Source records:
○ ○ ○ ○ ○ ○ ○
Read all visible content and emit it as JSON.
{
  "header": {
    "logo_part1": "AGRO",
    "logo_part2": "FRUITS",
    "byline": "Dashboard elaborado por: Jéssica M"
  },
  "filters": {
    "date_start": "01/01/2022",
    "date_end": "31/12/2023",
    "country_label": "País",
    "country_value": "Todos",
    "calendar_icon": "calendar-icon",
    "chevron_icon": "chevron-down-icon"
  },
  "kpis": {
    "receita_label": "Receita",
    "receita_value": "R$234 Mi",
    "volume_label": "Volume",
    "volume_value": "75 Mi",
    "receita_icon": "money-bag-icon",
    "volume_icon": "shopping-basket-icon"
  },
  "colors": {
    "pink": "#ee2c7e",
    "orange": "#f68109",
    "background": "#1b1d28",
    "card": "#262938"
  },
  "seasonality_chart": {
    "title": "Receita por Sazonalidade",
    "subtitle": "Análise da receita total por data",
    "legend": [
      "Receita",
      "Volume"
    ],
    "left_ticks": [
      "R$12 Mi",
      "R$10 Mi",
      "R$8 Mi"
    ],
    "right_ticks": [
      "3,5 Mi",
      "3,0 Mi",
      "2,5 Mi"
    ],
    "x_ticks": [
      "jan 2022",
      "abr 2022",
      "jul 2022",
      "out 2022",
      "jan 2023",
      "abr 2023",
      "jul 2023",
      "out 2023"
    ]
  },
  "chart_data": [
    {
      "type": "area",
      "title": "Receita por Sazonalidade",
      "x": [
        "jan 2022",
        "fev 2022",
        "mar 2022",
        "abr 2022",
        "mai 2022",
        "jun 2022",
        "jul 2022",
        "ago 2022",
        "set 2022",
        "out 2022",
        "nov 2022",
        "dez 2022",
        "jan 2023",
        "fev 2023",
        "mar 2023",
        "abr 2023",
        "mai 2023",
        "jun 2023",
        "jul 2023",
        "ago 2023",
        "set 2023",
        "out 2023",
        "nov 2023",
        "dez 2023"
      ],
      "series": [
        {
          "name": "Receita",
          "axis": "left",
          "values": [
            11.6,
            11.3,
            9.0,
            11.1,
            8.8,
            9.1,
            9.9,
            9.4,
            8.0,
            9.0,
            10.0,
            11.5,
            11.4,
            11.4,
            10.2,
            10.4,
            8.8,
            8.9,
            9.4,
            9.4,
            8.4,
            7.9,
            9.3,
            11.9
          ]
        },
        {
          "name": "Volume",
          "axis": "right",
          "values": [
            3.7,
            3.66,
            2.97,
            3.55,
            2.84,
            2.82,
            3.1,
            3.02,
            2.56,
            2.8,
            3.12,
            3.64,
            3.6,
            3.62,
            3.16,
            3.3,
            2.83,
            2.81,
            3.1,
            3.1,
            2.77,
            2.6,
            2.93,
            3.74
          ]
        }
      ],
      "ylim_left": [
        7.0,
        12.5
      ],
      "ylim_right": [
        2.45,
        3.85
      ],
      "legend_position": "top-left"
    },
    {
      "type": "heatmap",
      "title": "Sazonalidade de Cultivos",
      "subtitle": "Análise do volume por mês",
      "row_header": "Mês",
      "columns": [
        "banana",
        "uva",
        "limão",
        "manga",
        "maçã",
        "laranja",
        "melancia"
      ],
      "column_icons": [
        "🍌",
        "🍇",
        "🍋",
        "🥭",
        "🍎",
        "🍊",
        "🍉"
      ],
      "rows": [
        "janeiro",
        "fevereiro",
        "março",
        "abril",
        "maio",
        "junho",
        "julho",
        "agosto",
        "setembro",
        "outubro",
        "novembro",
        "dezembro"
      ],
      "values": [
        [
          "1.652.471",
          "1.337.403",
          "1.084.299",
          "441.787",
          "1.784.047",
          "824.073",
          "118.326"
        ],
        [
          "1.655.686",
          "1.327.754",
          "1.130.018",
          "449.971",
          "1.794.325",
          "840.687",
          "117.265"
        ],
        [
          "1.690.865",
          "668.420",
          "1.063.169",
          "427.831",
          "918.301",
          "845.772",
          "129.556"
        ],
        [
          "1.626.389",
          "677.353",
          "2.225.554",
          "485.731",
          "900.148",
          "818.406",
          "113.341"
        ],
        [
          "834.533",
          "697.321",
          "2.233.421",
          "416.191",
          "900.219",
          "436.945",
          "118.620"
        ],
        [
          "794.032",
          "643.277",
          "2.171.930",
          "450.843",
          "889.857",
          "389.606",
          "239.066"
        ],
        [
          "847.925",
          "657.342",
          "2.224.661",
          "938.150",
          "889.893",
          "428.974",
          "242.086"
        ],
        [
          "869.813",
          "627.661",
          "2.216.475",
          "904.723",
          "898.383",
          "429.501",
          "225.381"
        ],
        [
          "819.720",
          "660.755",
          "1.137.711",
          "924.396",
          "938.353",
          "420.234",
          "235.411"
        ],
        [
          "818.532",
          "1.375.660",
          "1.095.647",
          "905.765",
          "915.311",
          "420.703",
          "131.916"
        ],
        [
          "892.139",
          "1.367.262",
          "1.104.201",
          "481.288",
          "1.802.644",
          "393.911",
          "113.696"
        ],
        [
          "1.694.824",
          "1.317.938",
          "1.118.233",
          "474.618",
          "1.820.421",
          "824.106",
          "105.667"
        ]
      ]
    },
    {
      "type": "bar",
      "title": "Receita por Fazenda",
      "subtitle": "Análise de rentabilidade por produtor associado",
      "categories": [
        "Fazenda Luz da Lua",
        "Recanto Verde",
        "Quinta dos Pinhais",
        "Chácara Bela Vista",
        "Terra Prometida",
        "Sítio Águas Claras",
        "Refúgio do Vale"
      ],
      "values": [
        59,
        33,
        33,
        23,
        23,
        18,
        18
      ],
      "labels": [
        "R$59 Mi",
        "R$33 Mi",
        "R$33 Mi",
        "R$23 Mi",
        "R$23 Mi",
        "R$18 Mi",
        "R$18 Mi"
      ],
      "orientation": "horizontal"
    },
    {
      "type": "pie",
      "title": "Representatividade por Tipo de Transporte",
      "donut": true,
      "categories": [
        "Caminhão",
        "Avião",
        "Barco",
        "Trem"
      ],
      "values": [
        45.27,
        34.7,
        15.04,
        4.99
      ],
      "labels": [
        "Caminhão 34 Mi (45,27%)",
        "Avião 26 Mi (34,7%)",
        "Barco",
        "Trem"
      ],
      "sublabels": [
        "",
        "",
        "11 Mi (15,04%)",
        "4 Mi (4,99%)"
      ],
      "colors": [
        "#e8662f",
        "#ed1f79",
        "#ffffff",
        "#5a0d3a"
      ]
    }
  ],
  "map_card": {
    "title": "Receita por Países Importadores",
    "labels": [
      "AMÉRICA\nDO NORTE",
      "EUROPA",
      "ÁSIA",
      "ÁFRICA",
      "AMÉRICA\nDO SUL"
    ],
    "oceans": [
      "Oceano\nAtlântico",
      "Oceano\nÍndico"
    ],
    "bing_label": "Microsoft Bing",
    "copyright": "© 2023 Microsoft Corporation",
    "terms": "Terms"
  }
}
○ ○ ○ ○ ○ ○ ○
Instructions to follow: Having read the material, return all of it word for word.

Exercise answer:
Read all visible content and emit it as JSON.
{
  "header": {
    "logo_part1": "AGRO",
    "logo_part2": "FRUITS",
    "byline": "Dashboard elaborado por: Jéssica M"
  },
  "filters": {
    "date_start": "01/01/2022",
    "date_end": "31/12/2023",
    "country_label": "País",
    "country_value": "Todos",
    "calendar_icon": "calendar-icon",
    "chevron_icon": "chevron-down-icon"
  },
  "kpis": {
    "receita_label": "Receita",
    "receita_value": "R$234 Mi",
    "volume_label": "Volume",
    "volume_value": "75 Mi",
    "receita_icon": "money-bag-icon",
    "volume_icon": "shopping-basket-icon"
  },
  "colors": {
    "pink": "#ee2c7e",
    "orange": "#f68109",
    "background": "#1b1d28",
    "card": "#262938"
  },
  "seasonality_chart": {
    "title": "Receita por Sazonalidade",
    "subtitle": "Análise da receita total por data",
    "legend": [
      "Receita",
      "Volume"
    ],
    "left_ticks": [
      "R$12 Mi",
      "R$10 Mi",
      "R$8 Mi"
    ],
    "right_ticks": [
      "3,5 Mi",
      "3,0 Mi",
      "2,5 Mi"
    ],
    "x_ticks": [
      "jan 2022",
      "abr 2022",
      "jul 2022",
      "out 2022",
      "jan 2023",
      "abr 2023",
      "jul 2023",
      "out 2023"
    ]
  },
  "chart_data": [
    {
      "type": "area",
      "title": "Receita por Sazonalidade",
      "x": [
        "jan 2022",
        "fev 2022",
        "mar 2022",
        "abr 2022",
        "mai 2022",
        "jun 2022",
        "jul 2022",
        "ago 2022",
        "set 2022",
        "out 2022",
        "nov 2022",
        "dez 2022",
        "jan 2023",
        "fev 2023",
        "mar 2023",
        "abr 2023",
        "mai 2023",
        "jun 2023",
        "jul 2023",
        "ago 2023",
        "set 2023",
        "out 2023",
        "nov 2023",
        "dez 2023"
      ],
      "series": [
        {
          "name": "Receita",
          "axis": "left",
          "values": [
            11.6,
            11.3,
            9.0,
            11.1,
            8.8,
            9.1,
            9.9,
            9.4,
            8.0,
            9.0,
            10.0,
            11.5,
            11.4,
            11.4,
            10.2,
            10.4,
            8.8,
            8.9,
            9.4,
            9.4,
            8.4,
            7.9,
            9.3,
            11.9
          ]
        },
        {
          "name": "Volume",
          "axis": "right",
          "values": [
            3.7,
            3.66,
            2.97,
            3.55,
            2.84,
            2.82,
            3.1,
            3.02,
            2.56,
            2.8,
            3.12,
            3.64,
            3.6,
            3.62,
            3.16,
            3.3,
            2.83,
            2.81,
            3.1,
            3.1,
            2.77,
            2.6,
            2.93,
            3.74
          ]
        }
      ],
      "ylim_left": [
        7.0,
        12.5
      ],
      "ylim_right": [
        2.45,
        3.85
      ],
      "legend_position": "top-left"
    },
    {
      "type": "heatmap",
      "title": "Sazonalidade de Cultivos",
      "subtitle": "Análise do volume por mês",
      "row_header": "Mês",
      "columns": [
        "banana",
        "uva",
        "limão",
        "manga",
        "maçã",
        "laranja",
        "melancia"
      ],
      "column_icons": [
        "🍌",
        "🍇",
        "🍋",
        "🥭",
        "🍎",
        "🍊",
        "🍉"
      ],
      "rows": [
        "janeiro",
        "fevereiro",
        "março",
        "abril",
        "maio",
        "junho",
        "julho",
        "agosto",
        "setembro",
        "outubro",
        "novembro",
        "dezembro"
      ],
      "values": [
        [
          "1.652.471",
          "1.337.403",
          "1.084.299",
          "441.787",
          "1.784.047",
          "824.073",
          "118.326"
        ],
        [
          "1.655.686",
          "1.327.754",
          "1.130.018",
          "449.971",
          "1.794.325",
          "840.687",
          "117.265"
        ],
        [
          "1.690.865",
          "668.420",
          "1.063.169",
          "427.831",
          "918.301",
          "845.772",
          "129.556"
        ],
        [
          "1.626.389",
          "677.353",
          "2.225.554",
          "485.731",
          "900.148",
          "818.406",
          "113.341"
        ],
        [
          "834.533",
          "697.321",
          "2.233.421",
          "416.191",
          "900.219",
          "436.945",
          "118.620"
        ],
        [
          "794.032",
          "643.277",
          "2.171.930",
          "450.843",
          "889.857",
          "389.606",
          "239.066"
        ],
        [
          "847.925",
          "657.342",
          "2.224.661",
          "938.150",
          "889.893",
          "428.974",
          "242.086"
        ],
        [
          "869.813",
          "627.661",
          "2.216.475",
          "904.723",
          "898.383",
          "429.501",
          "225.381"
        ],
        [
          "819.720",
          "660.755",
          "1.137.711",
          "924.396",
          "938.353",
          "420.234",
          "235.411"
        ],
        [
          "818.532",
          "1.375.660",
          "1.095.647",
          "905.765",
          "915.311",
          "420.703",
          "131.916"
        ],
        [
          "892.139",
          "1.367.262",
          "1.104.201",
          "481.288",
          "1.802.644",
          "393.911",
          "113.696"
        ],
        [
          "1.694.824",
          "1.317.938",
          "1.118.233",
          "474.618",
          "1.820.421",
          "824.106",
          "105.667"
        ]
      ]
    },
    {
      "type": "bar",
      "title": "Receita por Fazenda",
      "subtitle": "Análise de rentabilidade por produtor associado",
      "categories": [
        "Fazenda Luz da Lua",
        "Recanto Verde",
        "Quinta dos Pinhais",
        "Chácara Bela Vista",
        "Terra Prometida",
        "Sítio Águas Claras",
        "Refúgio do Vale"
      ],
      "values": [
        59,
        33,
        33,
        23,
        23,
        18,
        18
      ],
      "labels": [
        "R$59 Mi",
        "R$33 Mi",
        "R$33 Mi",
        "R$23 Mi",
        "R$23 Mi",
        "R$18 Mi",
        "R$18 Mi"
      ],
      "orientation": "horizontal"
    },
    {
      "type": "pie",
      "title": "Representatividade por Tipo de Transporte",
      "donut": true,
      "categories": [
        "Caminhão",
        "Avião",
        "Barco",
        "Trem"
      ],
      "values": [
        45.27,
        34.7,
        15.04,
        4.99
      ],
      "labels": [
        "Caminhão 34 Mi (45,27%)",
        "Avião 26 Mi (34,7%)",
        "Barco",
        "Trem"
      ],
      "sublabels": [
        "",
        "",
        "11 Mi (15,04%)",
        "4 Mi (4,99%)"
      ],
      "colors": [
        "#e8662f",
        "#ed1f79",
        "#ffffff",
        "#5a0d3a"
      ]
    }
  ],
  "map_card": {
    "title": "Receita por Países Importadores",
    "labels": [
      "AMÉRICA\nDO NORTE",
      "EUROPA",
      "ÁSIA",
      "ÁFRICA",
      "AMÉRICA\nDO SUL"
    ],
    "oceans": [
      "Oceano\nAtlântico",
      "Oceano\nÍndico"
    ],
    "bing_label": "Microsoft Bing",
    "copyright": "© 2023 Microsoft Corporation",
    "terms": "Terms"
  }
}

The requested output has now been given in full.